  17. FILMING UNDERWATER IN 3D RESPECTING STEREOGRAPHIC RULES

    Directory of Open Access Journals (Sweden)

    R. Rinaldi

    2015-04-01

    Full Text Available After an experimental phase of many years, 3D filming is now effective and successful. Improvements are still possible, but the film industry achieved memorable success on 3D movie’s box offices due to the overall quality of its products. Special environments such as space ("Gravity" and the underwater realm look perfect to be reproduced in 3D. "Filming in space" was possible in "Gravity" using special effects and computer graphic. The underwater realm is still difficult to be handled. Underwater filming in 3D was not that easy and effective as filming in 2D, since not long ago. After almost 3 years of research, a French, Austrian and Italian team realized a perfect tool to film underwater, in 3D, without any constrains. This allows filmmakers to bring the audience deep inside an environment where they most probably will never have the chance to be.

  18. Multi-layer protective armour for underwater shock wave mitigation

    Directory of Open Access Journals (Sweden)

    Ahmed Hawass

    2015-12-01

    The strain gauge data and displacement sensors results showed that the multi-layer plates have higher level of underwater shock wave mitigation than the triple aluminum plates with strain and deflection of nearly 50%.

  19. Network lifetime-aware data collection in Underwater Sensor ...

    Indian Academy of Sciences (India)

    Jalaja Janardanan Kartha

    2017-09-07

    Sep 7, 2017 ... existing models to assess their effectiveness and to investigate the trade-offs. Results show ... coverage drops below a predefined threshold and (vi) connectivity is .... Cost Clustering Protocol (MCCP), Distributed Underwater.

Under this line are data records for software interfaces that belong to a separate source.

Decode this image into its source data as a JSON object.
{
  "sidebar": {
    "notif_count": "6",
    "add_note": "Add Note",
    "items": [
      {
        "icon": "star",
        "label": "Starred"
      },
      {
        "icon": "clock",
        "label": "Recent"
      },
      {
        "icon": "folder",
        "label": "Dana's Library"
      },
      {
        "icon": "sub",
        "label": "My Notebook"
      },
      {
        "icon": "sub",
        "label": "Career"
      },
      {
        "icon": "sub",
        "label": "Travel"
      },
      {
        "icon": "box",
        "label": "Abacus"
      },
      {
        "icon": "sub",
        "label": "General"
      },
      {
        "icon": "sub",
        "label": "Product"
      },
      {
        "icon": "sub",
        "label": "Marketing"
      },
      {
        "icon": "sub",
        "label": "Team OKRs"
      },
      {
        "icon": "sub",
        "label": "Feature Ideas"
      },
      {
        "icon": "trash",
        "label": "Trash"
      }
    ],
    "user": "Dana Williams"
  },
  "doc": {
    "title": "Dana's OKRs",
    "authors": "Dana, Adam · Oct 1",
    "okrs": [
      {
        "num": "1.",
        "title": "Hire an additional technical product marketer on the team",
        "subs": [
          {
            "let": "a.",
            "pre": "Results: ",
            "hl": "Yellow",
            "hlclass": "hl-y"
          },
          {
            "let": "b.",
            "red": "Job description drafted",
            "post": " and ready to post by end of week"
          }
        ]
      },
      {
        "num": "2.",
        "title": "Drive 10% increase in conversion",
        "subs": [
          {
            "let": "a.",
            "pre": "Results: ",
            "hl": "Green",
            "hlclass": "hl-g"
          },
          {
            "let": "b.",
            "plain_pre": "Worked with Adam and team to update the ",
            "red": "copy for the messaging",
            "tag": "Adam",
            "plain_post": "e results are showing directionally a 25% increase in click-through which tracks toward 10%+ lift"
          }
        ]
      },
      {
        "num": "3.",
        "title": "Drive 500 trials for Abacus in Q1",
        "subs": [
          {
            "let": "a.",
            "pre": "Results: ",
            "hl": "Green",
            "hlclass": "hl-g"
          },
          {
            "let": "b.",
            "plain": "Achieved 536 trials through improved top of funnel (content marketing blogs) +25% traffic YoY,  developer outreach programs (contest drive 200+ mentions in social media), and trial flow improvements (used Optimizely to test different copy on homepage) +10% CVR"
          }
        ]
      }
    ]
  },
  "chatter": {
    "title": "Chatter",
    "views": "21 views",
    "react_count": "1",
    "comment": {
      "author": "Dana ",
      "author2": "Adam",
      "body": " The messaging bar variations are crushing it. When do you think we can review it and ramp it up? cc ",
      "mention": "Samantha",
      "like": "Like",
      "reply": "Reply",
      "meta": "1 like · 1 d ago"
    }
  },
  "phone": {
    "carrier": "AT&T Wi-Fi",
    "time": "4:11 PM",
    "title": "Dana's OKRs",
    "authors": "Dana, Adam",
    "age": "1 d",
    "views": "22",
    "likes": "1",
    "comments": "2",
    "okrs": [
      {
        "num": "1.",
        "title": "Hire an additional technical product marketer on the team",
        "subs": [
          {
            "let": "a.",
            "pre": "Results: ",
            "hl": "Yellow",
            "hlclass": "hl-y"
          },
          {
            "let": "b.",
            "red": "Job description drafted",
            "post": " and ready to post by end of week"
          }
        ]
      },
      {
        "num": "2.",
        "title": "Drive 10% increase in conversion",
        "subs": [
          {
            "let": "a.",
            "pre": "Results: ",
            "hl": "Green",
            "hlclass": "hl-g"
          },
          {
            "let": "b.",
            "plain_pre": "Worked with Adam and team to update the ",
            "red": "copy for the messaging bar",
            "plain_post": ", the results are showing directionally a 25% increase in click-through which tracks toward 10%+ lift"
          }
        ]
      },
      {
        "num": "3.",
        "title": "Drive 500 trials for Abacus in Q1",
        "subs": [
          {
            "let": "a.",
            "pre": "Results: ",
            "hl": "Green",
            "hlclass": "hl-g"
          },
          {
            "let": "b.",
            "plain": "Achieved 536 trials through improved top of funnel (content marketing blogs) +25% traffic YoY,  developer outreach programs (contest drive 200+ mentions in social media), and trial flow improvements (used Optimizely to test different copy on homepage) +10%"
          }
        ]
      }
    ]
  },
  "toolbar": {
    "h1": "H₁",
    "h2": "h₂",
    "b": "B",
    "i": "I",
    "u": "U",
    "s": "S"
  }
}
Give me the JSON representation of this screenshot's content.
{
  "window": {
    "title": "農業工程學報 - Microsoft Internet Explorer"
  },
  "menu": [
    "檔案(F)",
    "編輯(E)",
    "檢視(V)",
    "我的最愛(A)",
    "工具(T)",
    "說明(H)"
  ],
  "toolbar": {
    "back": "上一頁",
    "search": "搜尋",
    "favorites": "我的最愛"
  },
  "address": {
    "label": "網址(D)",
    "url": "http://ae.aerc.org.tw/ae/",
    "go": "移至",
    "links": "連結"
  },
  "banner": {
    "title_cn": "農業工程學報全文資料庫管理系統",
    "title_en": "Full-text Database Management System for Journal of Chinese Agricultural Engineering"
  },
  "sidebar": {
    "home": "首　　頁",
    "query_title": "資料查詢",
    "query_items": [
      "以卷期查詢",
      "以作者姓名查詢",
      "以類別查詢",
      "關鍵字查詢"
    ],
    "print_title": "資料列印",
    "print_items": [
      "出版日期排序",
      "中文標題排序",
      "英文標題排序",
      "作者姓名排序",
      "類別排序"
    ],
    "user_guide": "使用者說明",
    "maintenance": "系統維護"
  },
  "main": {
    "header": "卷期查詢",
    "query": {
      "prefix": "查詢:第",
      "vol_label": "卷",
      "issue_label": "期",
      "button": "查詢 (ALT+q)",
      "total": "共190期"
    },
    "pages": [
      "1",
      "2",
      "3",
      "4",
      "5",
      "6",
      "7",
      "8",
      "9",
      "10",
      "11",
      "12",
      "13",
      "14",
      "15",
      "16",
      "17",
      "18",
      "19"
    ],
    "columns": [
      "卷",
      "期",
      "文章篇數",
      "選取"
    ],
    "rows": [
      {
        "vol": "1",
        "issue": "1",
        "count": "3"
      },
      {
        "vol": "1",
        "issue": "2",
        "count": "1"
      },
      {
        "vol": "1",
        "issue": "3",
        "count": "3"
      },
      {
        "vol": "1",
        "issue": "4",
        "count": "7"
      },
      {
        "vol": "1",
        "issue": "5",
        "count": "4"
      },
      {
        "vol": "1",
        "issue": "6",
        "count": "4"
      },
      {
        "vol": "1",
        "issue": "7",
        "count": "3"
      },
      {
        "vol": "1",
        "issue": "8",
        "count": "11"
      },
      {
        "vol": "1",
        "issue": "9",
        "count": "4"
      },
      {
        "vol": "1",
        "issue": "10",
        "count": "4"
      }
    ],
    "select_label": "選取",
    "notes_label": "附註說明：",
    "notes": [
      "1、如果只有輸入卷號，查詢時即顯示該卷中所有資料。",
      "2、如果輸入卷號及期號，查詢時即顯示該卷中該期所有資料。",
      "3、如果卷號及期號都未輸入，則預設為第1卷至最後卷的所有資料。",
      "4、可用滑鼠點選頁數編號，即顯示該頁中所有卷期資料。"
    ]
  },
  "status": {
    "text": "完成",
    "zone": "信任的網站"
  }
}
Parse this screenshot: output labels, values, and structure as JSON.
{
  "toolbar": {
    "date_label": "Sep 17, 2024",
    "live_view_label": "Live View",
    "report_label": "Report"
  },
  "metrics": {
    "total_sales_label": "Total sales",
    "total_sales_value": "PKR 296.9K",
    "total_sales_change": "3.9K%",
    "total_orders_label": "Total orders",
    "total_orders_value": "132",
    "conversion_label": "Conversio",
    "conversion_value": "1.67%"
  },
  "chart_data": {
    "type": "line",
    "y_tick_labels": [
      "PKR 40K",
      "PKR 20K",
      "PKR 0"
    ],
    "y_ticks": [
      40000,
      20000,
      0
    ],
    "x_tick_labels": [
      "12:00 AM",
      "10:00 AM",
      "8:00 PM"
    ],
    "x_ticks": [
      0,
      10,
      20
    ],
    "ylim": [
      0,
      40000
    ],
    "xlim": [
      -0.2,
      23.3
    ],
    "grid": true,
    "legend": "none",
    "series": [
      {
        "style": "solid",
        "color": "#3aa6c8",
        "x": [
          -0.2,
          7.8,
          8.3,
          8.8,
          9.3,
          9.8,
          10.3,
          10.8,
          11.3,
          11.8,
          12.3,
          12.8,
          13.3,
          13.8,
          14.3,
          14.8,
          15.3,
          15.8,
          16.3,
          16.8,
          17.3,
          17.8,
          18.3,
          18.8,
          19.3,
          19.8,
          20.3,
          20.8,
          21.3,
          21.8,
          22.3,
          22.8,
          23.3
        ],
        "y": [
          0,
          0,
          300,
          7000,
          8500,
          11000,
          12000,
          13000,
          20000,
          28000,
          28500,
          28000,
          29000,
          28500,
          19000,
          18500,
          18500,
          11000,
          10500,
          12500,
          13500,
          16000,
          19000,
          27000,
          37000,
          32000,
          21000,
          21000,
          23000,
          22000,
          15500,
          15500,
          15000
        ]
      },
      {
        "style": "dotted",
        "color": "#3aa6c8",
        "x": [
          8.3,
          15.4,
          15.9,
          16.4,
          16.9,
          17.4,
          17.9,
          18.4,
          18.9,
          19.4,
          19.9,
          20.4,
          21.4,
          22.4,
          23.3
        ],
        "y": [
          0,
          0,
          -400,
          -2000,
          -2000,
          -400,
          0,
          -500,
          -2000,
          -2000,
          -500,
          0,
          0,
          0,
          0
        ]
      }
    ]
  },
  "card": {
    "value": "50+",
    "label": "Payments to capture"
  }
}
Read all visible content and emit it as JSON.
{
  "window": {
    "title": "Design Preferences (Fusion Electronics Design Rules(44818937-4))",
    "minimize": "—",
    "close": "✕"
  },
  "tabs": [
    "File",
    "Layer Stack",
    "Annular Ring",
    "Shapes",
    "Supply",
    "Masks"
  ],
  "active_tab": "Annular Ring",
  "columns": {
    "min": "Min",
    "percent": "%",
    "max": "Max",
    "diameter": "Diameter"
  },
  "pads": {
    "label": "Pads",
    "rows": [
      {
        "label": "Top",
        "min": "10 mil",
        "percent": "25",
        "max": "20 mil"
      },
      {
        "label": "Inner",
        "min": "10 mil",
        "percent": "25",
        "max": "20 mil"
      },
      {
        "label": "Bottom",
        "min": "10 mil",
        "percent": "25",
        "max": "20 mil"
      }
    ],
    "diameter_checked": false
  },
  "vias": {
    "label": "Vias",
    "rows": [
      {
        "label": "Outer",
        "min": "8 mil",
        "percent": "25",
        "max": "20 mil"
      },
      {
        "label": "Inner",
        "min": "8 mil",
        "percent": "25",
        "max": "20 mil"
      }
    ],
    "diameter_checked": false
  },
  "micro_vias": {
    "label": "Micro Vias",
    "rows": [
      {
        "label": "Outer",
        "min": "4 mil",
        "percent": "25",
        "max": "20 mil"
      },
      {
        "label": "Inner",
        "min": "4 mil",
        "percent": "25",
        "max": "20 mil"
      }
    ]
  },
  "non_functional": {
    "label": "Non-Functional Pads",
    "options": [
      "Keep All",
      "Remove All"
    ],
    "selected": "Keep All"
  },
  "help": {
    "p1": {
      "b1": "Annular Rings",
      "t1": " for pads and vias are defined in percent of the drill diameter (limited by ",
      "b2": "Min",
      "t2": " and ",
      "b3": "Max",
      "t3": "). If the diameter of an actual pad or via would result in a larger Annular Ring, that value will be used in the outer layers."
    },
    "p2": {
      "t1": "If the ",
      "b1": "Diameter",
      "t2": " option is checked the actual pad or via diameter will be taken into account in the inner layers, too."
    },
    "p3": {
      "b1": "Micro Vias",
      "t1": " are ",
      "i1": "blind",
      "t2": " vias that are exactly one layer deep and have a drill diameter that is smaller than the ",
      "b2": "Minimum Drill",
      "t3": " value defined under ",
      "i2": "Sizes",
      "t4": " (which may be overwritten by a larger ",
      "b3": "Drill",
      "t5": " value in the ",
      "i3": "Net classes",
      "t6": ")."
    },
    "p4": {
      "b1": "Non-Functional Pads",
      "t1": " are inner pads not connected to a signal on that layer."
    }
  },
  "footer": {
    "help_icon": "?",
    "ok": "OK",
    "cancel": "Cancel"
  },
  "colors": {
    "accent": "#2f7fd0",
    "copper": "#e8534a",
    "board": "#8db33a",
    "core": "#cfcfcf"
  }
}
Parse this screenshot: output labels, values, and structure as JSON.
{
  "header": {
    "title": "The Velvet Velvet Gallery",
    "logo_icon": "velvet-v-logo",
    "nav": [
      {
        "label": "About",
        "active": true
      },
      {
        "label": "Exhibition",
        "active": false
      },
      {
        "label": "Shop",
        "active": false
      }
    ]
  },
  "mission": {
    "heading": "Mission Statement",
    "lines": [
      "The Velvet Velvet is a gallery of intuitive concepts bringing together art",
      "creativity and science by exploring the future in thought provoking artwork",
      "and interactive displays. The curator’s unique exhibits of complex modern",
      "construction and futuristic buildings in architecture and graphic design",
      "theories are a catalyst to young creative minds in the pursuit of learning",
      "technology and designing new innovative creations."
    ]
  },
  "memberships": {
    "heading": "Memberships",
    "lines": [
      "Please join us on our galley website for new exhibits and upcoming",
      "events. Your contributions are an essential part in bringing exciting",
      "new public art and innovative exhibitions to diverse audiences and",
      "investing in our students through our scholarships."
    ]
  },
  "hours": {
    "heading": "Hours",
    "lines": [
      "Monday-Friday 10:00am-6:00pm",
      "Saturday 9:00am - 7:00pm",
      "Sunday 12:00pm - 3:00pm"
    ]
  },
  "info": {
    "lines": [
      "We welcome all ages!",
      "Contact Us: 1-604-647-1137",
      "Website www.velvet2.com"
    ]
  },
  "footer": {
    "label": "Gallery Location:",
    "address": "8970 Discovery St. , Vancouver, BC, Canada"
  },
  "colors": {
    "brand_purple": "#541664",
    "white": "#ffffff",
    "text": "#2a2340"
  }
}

  20. Optimal Packed String Matching

    DEFF Research Database (Denmark)

    Ben-Kiki, Oren; Bille, Philip; Breslauer, Dany

    2011-01-01

    In the packed string matching problem, each machine word accommodates – characters, thus an n-character text occupies n/– memory words. We extend the Crochemore-Perrin constantspace O(n)-time string matching algorithm to run in optimal O(n/–) time and even in real-time, achieving a factor – speed...